Element data from apps and pages:
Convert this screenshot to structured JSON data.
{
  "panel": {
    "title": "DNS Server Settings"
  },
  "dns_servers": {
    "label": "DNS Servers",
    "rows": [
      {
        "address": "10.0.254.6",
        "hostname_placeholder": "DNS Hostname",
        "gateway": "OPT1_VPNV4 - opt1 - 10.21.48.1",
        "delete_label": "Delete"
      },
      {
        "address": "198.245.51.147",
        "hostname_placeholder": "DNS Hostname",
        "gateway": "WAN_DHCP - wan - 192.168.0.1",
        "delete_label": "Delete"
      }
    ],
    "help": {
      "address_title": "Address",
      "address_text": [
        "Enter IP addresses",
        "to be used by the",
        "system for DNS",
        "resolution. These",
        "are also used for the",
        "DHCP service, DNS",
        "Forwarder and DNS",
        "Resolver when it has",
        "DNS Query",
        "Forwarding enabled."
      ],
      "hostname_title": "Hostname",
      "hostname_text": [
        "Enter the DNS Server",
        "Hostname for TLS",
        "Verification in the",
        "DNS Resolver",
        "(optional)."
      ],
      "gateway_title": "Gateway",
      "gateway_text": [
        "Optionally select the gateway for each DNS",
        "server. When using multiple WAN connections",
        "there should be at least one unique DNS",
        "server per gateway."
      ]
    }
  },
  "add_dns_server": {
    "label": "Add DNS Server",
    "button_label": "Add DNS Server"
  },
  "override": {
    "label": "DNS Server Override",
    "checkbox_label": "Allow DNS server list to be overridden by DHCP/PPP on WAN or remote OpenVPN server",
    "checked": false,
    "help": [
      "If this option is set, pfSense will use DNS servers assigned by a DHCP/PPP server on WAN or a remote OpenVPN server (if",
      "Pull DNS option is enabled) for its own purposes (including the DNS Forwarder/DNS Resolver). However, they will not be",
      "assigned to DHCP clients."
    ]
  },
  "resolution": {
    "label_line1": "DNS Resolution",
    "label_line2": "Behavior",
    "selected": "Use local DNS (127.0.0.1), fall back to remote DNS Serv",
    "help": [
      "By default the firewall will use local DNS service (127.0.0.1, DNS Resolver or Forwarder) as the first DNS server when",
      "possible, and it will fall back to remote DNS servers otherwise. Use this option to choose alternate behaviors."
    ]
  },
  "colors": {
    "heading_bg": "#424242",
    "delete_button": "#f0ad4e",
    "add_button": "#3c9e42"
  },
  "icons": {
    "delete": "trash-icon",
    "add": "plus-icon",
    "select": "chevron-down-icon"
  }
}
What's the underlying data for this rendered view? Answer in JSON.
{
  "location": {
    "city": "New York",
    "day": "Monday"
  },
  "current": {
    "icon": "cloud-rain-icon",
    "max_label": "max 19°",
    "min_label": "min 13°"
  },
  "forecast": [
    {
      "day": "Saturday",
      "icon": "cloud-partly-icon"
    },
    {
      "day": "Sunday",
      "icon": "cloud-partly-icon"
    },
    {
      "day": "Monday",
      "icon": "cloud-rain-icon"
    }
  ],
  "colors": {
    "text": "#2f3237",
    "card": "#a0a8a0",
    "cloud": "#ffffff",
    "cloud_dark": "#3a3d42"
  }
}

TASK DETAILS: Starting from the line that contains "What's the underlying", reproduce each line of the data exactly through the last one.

EXERCISE OUTPUT:
What's the underlying data for this rendered view? Answer in JSON.
{
  "location": {
    "city": "New York",
    "day": "Monday"
  },
  "current": {
    "icon": "cloud-rain-icon",
    "max_label": "max 19°",
    "min_label": "min 13°"
  },
  "forecast": [
    {
      "day": "Saturday",
      "icon": "cloud-partly-icon"
    },
    {
      "day": "Sunday",
      "icon": "cloud-partly-icon"
    },
    {
      "day": "Monday",
      "icon": "cloud-rain-icon"
    }
  ],
  "colors": {
    "text": "#2f3237",
    "card": "#a0a8a0",
    "cloud": "#ffffff",
    "cloud_dark": "#3a3d42"
  }
}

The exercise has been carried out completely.